There is talk in Albany of a measure that would call for all counties in the state to set up five sites where voting would take place 14 days prior to a general election and a week before a primary or special election. The voter would not have to vote within their district.

It’s that last part that creates concern for many in the elections field. Logistically, the entire event would cost counties like Cattaraugus a lot of money, according to Republican County Elections Commissioner Sue Fries.

“I would need to have some kind of electronic signature capture of some sort,” she said. “That would be the only way I could make sure someone didn’t vote more than once.”

Her research has shown that could cost the county around $65,000.

Although the policy has yet to be written on how such items would be handled, Fries said she also would have to have all the ballot styles for the entire county available at every polling place. Currently, the county has more than 40 different ballot styles per election. The number of ballots on hand also is undetermined. Fries said the current mandate is that each county has enough ballots for 110 percent of registered voters.

Fries’ counterpart, Democratic Commissioner Kevin C. Burlesson, is not as strongly opposed to the concept.

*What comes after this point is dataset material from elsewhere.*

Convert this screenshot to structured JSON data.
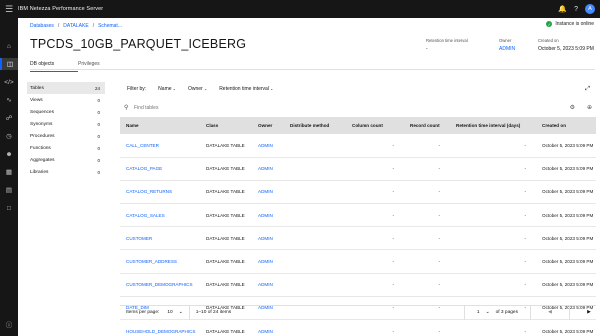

“New York State was 47th out of 50 states for turnout in the last general election,” he said. “If this is going to increase the number of people voting, I am all for it. Besides, with 32 states already using early voting with little problems, it is the trend of the future.”

If the bill is adopted by the State Legislature, the county has placed a provision in its resolution of opposition to ask for counties to be able to opt out of the system and continue to have voting on one day.

The resolution will go before the full Legislature on Wednesday.